Goal of the exercise => Print back each record unchanged, without pictures.
━━ Data listing ━━
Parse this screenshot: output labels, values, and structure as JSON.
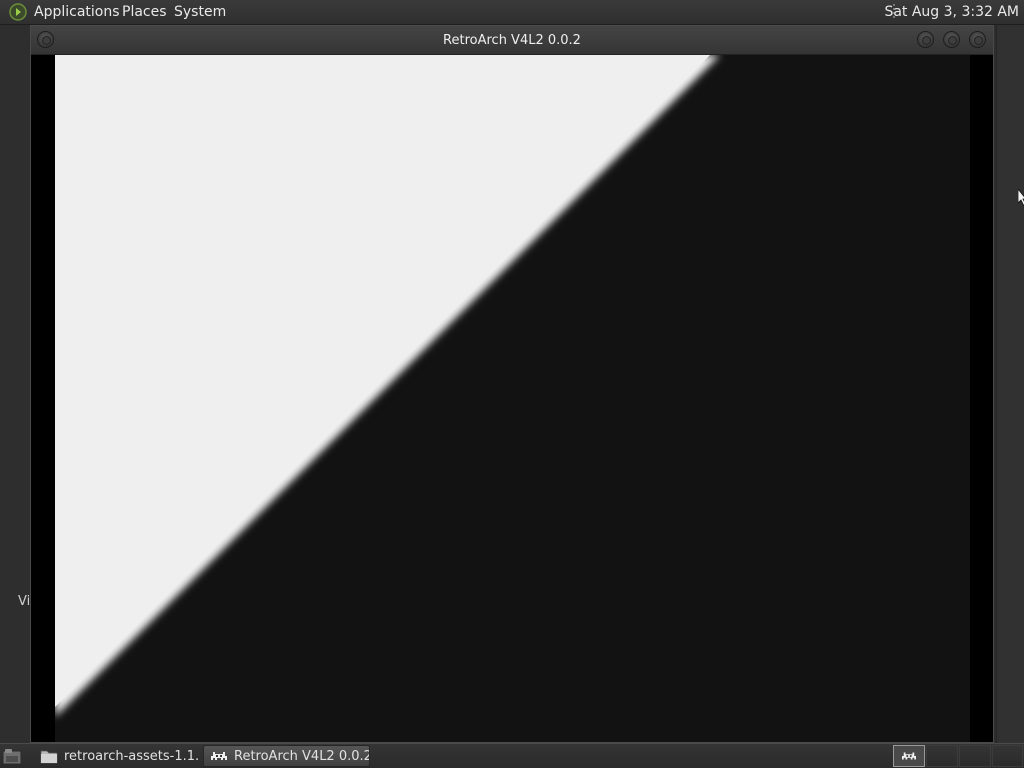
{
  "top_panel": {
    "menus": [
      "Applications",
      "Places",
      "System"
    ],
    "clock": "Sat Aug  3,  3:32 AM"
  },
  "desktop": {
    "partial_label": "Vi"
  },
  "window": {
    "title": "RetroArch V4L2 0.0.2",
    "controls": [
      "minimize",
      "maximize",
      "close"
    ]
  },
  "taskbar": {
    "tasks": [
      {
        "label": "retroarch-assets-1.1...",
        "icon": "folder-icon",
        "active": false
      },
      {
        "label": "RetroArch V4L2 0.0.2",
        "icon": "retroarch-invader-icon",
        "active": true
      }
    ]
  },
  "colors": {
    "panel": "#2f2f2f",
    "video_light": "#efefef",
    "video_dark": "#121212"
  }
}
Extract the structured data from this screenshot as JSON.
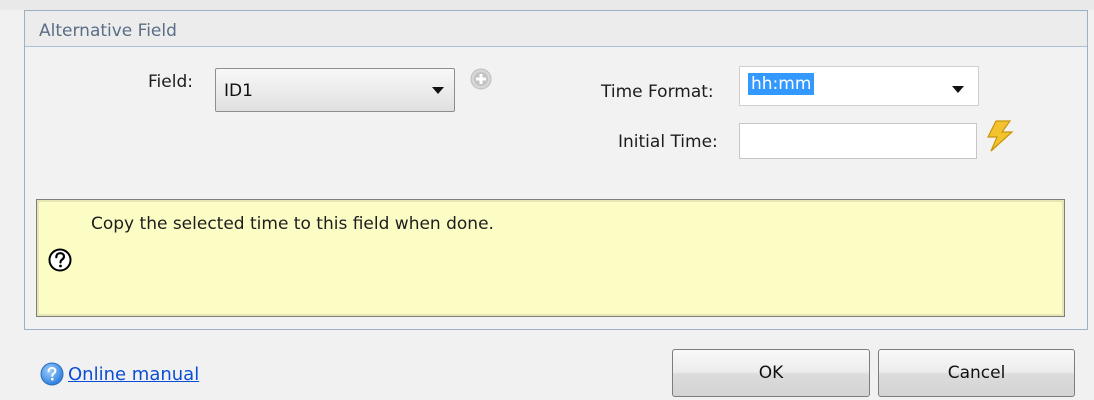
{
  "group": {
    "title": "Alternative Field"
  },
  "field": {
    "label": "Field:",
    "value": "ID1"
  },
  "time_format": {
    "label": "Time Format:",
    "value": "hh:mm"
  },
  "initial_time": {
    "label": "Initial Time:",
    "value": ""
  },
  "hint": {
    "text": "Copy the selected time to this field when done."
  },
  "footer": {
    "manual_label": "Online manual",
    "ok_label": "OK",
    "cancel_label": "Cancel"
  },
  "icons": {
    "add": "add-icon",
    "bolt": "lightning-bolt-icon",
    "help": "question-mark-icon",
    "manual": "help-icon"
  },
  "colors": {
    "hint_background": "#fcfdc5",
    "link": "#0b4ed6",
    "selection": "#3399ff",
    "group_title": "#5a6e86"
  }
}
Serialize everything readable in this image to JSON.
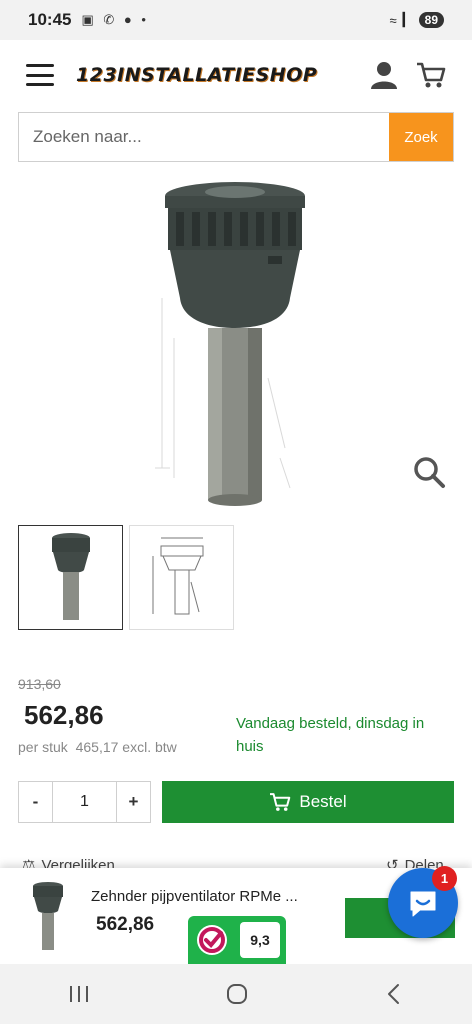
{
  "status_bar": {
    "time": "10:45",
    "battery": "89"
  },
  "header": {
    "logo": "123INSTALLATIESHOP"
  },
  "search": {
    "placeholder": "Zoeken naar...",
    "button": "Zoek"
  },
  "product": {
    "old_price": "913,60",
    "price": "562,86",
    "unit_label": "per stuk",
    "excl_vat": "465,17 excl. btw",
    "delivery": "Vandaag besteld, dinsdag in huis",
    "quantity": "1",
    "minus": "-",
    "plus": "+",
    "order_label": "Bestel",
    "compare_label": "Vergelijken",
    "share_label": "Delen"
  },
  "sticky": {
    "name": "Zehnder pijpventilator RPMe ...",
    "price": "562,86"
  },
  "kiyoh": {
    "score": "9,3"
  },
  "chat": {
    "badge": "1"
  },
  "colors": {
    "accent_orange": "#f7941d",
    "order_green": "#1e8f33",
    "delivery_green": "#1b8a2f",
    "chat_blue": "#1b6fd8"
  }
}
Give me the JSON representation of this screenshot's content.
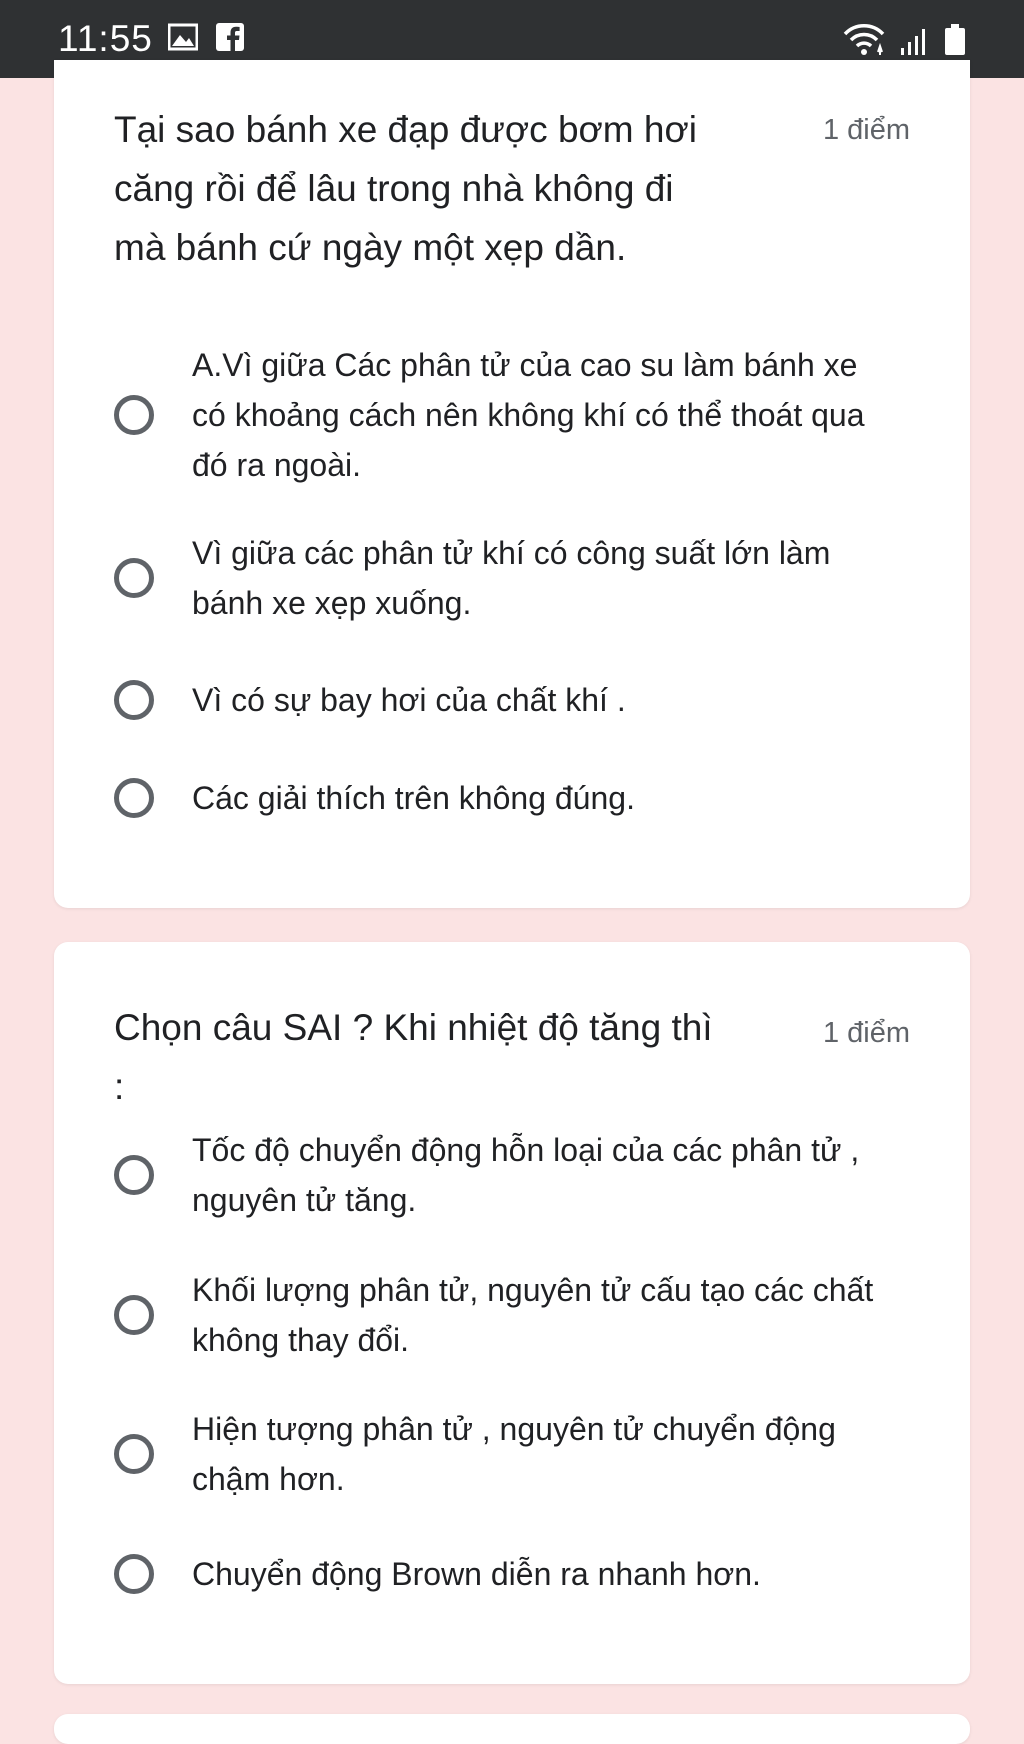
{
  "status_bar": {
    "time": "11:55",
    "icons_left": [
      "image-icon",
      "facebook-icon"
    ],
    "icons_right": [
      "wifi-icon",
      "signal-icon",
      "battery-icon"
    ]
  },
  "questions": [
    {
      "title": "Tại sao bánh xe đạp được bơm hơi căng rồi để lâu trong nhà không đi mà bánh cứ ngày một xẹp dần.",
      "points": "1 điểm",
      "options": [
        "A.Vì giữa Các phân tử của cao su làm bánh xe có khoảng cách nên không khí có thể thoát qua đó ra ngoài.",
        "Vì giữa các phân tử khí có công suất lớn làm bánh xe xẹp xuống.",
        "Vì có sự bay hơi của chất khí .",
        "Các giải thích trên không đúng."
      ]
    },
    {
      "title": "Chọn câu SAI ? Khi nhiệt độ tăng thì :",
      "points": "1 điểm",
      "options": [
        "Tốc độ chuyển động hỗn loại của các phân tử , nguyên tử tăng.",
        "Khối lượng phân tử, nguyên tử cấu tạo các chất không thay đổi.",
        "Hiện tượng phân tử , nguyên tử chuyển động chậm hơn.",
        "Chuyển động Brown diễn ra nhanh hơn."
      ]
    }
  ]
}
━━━
Solution for this exercise =>
Parse this screenshot: output labels, values, and structure as JSON.
{
  "top_panel": {
    "menus": [
      "Applications",
      "Places",
      "System"
    ],
    "clock": "Sat Aug  3,  3:32 AM"
  },
  "desktop": {
    "partial_label": "Vi"
  },
  "window": {
    "title": "RetroArch V4L2 0.0.2",
    "controls": [
      "minimize",
      "maximize",
      "close"
    ]
  },
  "taskbar": {
    "tasks": [
      {
        "label": "retroarch-assets-1.1...",
        "icon": "folder-icon",
        "active": false
      },
      {
        "label": "RetroArch V4L2 0.0.2",
        "icon": "retroarch-invader-icon",
        "active": true
      }
    ]
  },
  "colors": {
    "panel": "#2f2f2f",
    "video_light": "#efefef",
    "video_dark": "#121212"
  }
}
Extract the structured data from this screenshot as JSON.
{
  "group": {
    "title": "Alternative Field"
  },
  "field": {
    "label": "Field:",
    "value": "ID1"
  },
  "time_format": {
    "label": "Time Format:",
    "value": "hh:mm"
  },
  "initial_time": {
    "label": "Initial Time:",
    "value": ""
  },
  "hint": {
    "text": "Copy the selected time to this field when done."
  },
  "footer": {
    "manual_label": "Online manual",
    "ok_label": "OK",
    "cancel_label": "Cancel"
  },
  "icons": {
    "add": "add-icon",
    "bolt": "lightning-bolt-icon",
    "help": "question-mark-icon",
    "manual": "help-icon"
  },
  "colors": {
    "hint_background": "#fcfdc5",
    "link": "#0b4ed6",
    "selection": "#3399ff",
    "group_title": "#5a6e86"
  }
}
Serialize everything readable in this image to JSON.
{
  "status_bar": {
    "time": "10:45",
    "battery": "89"
  },
  "header": {
    "logo": "123INSTALLATIESHOP"
  },
  "search": {
    "placeholder": "Zoeken naar...",
    "button": "Zoek"
  },
  "product": {
    "old_price": "913,60",
    "price": "562,86",
    "unit_label": "per stuk",
    "excl_vat": "465,17 excl. btw",
    "delivery": "Vandaag besteld, dinsdag in huis",
    "quantity": "1",
    "minus": "-",
    "plus": "+",
    "order_label": "Bestel",
    "compare_label": "Vergelijken",
    "share_label": "Delen"
  },
  "sticky": {
    "name": "Zehnder pijpventilator RPMe ...",
    "price": "562,86"
  },
  "kiyoh": {
    "score": "9,3"
  },
  "chat": {
    "badge": "1"
  },
  "colors": {
    "accent_orange": "#f7941d",
    "order_green": "#1e8f33",
    "delivery_green": "#1b8a2f",
    "chat_blue": "#1b6fd8"
  }
}
Give me the JSON representation of this screenshot's content.
{
  "status_bar": {
    "time": "11:55",
    "icons_left": [
      "image-icon",
      "facebook-icon"
    ],
    "icons_right": [
      "wifi-icon",
      "signal-icon",
      "battery-icon"
    ]
  },
  "questions": [
    {
      "title": "Tại sao bánh xe đạp được bơm hơi căng rồi để lâu trong nhà không đi mà bánh cứ ngày một xẹp dần.",
      "points": "1 điểm",
      "options": [
        "A.Vì giữa Các phân tử của cao su làm bánh xe có khoảng cách nên không khí có thể thoát qua đó ra ngoài.",
        "Vì giữa các phân tử khí có công suất lớn làm bánh xe xẹp xuống.",
        "Vì có sự bay hơi của chất khí .",
        "Các giải thích trên không đúng."
      ]
    },
    {
      "title": "Chọn câu SAI ? Khi nhiệt độ tăng thì :",
      "points": "1 điểm",
      "options": [
        "Tốc độ chuyển động hỗn loại của các phân tử , nguyên tử tăng.",
        "Khối lượng phân tử, nguyên tử cấu tạo các chất không thay đổi.",
        "Hiện tượng phân tử , nguyên tử chuyển động chậm hơn.",
        "Chuyển động Brown diễn ra nhanh hơn."
      ]
    }
  ]
}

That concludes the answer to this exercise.